- Opening Delimiter -
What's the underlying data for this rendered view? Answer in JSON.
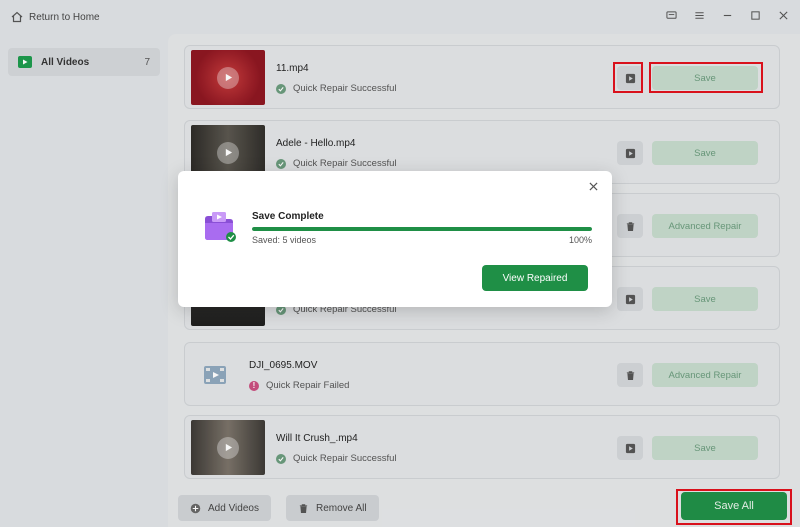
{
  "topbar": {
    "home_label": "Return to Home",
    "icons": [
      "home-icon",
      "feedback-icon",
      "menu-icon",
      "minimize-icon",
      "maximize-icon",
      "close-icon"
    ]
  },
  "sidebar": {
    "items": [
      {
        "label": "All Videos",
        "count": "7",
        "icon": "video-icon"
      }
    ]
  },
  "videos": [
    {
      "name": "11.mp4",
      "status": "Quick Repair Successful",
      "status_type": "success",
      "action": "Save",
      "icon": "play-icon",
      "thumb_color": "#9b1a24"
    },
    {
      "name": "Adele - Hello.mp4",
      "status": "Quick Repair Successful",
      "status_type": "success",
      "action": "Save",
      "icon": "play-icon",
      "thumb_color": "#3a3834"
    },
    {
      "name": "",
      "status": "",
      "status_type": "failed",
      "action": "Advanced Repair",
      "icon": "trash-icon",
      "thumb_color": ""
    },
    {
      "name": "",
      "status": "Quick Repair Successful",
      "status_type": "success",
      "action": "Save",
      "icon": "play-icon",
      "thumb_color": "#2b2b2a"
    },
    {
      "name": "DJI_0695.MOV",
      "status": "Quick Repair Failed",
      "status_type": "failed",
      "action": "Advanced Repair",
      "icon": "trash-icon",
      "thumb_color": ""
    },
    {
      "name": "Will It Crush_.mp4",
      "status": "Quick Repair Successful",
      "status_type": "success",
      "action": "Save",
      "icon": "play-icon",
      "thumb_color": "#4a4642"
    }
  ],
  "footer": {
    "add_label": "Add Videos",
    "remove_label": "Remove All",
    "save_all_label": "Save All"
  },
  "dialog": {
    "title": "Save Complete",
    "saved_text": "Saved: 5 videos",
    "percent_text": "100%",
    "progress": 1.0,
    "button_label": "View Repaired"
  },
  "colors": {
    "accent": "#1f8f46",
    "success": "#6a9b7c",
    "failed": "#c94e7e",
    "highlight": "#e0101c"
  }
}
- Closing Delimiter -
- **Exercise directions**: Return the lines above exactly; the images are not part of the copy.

- **Output for this task**:
What's the underlying data for this rendered view? Answer in JSON.
{
  "topbar": {
    "home_label": "Return to Home",
    "icons": [
      "home-icon",
      "feedback-icon",
      "menu-icon",
      "minimize-icon",
      "maximize-icon",
      "close-icon"
    ]
  },
  "sidebar": {
    "items": [
      {
        "label": "All Videos",
        "count": "7",
        "icon": "video-icon"
      }
    ]
  },
  "videos": [
    {
      "name": "11.mp4",
      "status": "Quick Repair Successful",
      "status_type": "success",
      "action": "Save",
      "icon": "play-icon",
      "thumb_color": "#9b1a24"
    },
    {
      "name": "Adele - Hello.mp4",
      "status": "Quick Repair Successful",
      "status_type": "success",
      "action": "Save",
      "icon": "play-icon",
      "thumb_color": "#3a3834"
    },
    {
      "name": "",
      "status": "",
      "status_type": "failed",
      "action": "Advanced Repair",
      "icon": "trash-icon",
      "thumb_color": ""
    },
    {
      "name": "",
      "status": "Quick Repair Successful",
      "status_type": "success",
      "action": "Save",
      "icon": "play-icon",
      "thumb_color": "#2b2b2a"
    },
    {
      "name": "DJI_0695.MOV",
      "status": "Quick Repair Failed",
      "status_type": "failed",
      "action": "Advanced Repair",
      "icon": "trash-icon",
      "thumb_color": ""
    },
    {
      "name": "Will It Crush_.mp4",
      "status": "Quick Repair Successful",
      "status_type": "success",
      "action": "Save",
      "icon": "play-icon",
      "thumb_color": "#4a4642"
    }
  ],
  "footer": {
    "add_label": "Add Videos",
    "remove_label": "Remove All",
    "save_all_label": "Save All"
  },
  "dialog": {
    "title": "Save Complete",
    "saved_text": "Saved: 5 videos",
    "percent_text": "100%",
    "progress": 1.0,
    "button_label": "View Repaired"
  },
  "colors": {
    "accent": "#1f8f46",
    "success": "#6a9b7c",
    "failed": "#c94e7e",
    "highlight": "#e0101c"
  }
}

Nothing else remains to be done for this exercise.